• _Problem description_
Search each line of the data for the word "Accounts"; copy every line where it is found.

• _Data to examine_
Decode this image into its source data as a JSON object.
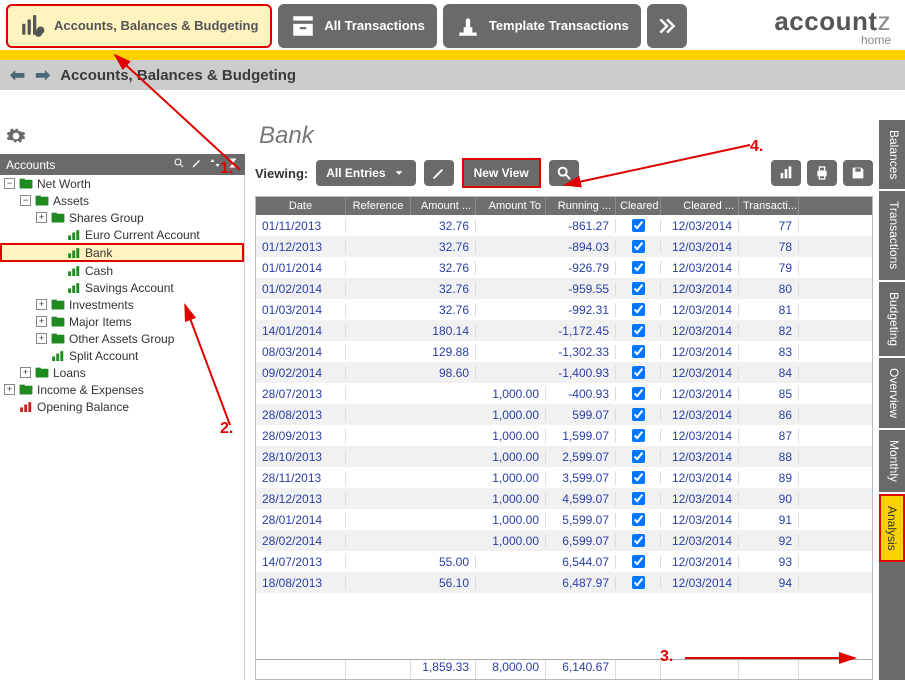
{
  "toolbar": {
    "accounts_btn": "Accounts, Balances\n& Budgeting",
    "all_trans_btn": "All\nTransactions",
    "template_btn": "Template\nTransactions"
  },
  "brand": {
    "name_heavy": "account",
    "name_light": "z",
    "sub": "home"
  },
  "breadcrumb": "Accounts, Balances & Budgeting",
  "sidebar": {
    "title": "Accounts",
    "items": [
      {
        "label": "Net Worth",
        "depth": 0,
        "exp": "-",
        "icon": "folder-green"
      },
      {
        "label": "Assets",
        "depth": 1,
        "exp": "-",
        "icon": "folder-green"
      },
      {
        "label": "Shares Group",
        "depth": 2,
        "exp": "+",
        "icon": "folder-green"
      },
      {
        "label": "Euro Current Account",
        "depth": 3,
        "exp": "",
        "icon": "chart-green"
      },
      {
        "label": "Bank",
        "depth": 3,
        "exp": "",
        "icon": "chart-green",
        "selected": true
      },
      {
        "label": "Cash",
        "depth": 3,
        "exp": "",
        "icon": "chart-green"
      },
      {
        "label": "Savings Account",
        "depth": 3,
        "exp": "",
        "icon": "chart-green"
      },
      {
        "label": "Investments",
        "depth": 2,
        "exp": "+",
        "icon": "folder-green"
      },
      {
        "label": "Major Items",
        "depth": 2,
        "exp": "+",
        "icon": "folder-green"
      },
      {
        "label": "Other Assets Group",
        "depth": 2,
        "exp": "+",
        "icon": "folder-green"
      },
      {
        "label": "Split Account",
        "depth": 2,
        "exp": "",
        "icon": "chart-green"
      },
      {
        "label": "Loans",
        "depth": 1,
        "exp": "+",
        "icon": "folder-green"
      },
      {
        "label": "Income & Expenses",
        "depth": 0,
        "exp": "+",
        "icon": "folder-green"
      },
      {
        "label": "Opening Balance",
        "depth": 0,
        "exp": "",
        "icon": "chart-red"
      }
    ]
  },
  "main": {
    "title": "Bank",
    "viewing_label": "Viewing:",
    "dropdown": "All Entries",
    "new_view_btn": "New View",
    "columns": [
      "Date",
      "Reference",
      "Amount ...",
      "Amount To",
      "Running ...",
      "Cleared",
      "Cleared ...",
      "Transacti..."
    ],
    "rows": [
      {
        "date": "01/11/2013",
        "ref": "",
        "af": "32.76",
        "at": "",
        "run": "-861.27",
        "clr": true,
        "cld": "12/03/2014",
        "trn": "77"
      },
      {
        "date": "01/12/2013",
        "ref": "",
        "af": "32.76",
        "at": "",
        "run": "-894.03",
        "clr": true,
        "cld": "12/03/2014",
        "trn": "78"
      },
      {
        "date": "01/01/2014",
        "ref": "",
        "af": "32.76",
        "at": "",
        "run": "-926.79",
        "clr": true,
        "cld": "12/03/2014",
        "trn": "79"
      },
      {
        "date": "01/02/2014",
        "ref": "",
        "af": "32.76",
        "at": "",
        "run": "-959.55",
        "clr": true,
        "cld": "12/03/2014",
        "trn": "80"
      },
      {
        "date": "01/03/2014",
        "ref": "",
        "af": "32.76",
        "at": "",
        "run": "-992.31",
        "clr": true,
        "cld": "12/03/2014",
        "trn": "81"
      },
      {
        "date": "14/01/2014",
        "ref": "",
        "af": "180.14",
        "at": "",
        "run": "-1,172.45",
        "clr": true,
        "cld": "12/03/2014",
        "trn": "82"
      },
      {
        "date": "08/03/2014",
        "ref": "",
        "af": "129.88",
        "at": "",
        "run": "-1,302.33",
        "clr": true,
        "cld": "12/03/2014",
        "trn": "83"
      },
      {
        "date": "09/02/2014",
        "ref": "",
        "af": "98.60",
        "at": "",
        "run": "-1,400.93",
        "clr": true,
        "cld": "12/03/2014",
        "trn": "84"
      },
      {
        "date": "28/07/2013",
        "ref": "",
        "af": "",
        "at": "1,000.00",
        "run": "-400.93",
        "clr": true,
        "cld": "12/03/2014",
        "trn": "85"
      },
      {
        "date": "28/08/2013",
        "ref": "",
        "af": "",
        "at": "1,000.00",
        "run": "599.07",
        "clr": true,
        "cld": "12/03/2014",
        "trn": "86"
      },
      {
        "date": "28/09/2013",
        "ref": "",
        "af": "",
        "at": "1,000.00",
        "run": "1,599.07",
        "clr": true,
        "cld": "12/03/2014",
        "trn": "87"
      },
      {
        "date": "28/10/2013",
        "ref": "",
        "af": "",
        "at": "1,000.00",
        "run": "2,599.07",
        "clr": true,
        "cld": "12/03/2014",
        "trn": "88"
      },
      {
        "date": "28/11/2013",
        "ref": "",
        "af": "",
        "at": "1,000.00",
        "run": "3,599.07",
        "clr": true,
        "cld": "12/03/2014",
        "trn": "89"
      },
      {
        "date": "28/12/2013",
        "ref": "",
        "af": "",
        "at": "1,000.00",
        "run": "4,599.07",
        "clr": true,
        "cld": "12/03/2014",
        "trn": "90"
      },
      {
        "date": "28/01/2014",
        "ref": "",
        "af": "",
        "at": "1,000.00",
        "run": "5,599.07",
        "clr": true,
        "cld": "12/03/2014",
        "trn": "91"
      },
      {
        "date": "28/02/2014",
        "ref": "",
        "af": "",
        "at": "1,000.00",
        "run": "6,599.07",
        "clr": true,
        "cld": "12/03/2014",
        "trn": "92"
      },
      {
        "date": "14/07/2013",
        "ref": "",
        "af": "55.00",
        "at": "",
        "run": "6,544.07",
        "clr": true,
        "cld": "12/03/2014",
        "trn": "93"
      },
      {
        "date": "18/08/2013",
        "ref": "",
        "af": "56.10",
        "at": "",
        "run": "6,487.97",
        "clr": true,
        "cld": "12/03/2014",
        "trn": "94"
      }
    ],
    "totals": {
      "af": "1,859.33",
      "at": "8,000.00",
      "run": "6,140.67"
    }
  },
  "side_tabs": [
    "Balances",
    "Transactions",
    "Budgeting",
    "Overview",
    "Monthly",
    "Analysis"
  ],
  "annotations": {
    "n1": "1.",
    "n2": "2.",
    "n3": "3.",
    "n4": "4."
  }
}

• _Answer space_
    "accounts_btn": "Accounts, Balances\n& Budgeting",
  "breadcrumb": "Accounts, Balances & Budgeting",
    "title": "Accounts",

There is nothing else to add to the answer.